    Perspective

    In the wake of the Orlando shootings, Donald Trump doubled down on his proposed Muslim immigration ban and not-so-subtly insinuated that President Barack Obama's interests are more aligned with the Islamic State than with the United States.

    Trump has a long history of skepticism about Obama's loyalties, suggesting in years past that Obama is a Muslim and that he was born in Kenya — both claims that PolitiFact found to have no basis in fact. But now Trump has a bigger and more consequential platform, speaking as the presumptive Republican nominee for president....

    Donald Trump has not tempered the tenor of his remarks since becoming the presumptive GOP nominee.
  14. PolitiFact: Fact-checking Bernie Sanders on 'Meet the Press'

    National

    Presidential candidate Bernie Sanders said Sunday he believes he still has a chance to win the Democratic nomination by winning the California primary against Hillary Clinton.

    But whether he's ahead or behind in pledged delegates when the primaries end, Sanders said he intends to make a case to superdelegates to support him.

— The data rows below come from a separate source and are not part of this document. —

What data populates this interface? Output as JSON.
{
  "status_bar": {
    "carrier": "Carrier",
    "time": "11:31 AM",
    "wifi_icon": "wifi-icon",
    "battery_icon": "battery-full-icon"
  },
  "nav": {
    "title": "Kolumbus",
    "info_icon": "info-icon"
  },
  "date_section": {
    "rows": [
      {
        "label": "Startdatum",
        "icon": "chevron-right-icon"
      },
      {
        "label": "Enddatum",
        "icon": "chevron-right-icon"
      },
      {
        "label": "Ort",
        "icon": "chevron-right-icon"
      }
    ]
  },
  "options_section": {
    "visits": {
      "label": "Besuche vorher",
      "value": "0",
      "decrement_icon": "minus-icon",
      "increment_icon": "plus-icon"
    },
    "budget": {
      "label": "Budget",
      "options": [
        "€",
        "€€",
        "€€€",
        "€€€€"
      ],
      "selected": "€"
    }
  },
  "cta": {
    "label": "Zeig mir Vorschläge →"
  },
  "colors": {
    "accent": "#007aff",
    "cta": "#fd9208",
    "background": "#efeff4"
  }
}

    Sanders argued on Meet the Press that he's a better nominee for November because he polls better than Clinton in head-to-head matchups against presumptive Republican nominee Donald Trump....

    Democratic presidential candidate Sen. Bernie Sanders, I-Vt., speaks at a campaign rally Saturday in Santa Maria, Calif.
  15. PunditFact: Newt Gingrich says China stole $360 billion in intellectual property

    Business

    The statement

    "The Chinese last year probably stole $360 billion in intellectual property from the United States."

    Newt Gingrich, May 15 on Fox News Sunday

    The ruling

    Intellectual property refers to creative concepts such as inventions, literary and artistic works, designs, symbols, names and images used in commerce, according to the World Intellectual Property Organization. Its creators and owners are protected legally through patents, copyrights and trademarks, but cross-border theft of intellectual property is hard to police....

    CNN Coverage of the State of the Union in Washington, D.C. on January 28th, 2014. Newt Gingrich broadcasts from the D.C. bureau.